Dataset rows describing interfaces ::
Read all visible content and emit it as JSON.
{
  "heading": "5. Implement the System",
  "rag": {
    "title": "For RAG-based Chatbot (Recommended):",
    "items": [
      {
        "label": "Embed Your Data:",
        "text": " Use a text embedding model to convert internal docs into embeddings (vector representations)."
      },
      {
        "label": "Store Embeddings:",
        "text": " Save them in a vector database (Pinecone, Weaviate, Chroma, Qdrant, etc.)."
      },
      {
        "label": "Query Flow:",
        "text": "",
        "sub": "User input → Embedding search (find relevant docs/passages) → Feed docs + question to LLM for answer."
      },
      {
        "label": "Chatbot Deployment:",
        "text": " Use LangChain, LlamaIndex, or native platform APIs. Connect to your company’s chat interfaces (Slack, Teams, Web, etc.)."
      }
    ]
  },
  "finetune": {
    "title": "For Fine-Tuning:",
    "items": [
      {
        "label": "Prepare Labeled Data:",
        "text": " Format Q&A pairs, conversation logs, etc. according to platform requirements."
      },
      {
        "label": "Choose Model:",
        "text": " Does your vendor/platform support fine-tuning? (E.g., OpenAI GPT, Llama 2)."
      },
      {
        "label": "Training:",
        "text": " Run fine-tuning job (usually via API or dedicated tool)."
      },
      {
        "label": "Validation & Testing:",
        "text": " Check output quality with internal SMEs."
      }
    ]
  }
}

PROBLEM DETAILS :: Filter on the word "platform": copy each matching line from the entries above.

RESULT FOR THIS EXERCISE ::
        "text": " Use LangChain, LlamaIndex, or native platform APIs. Connect to your company’s chat interfaces (Slack, Teams, Web, etc.)."
        "text": " Format Q&A pairs, conversation logs, etc. according to platform requirements."
        "text": " Does your vendor/platform support fine-tuning? (E.g., OpenAI GPT, Llama 2)."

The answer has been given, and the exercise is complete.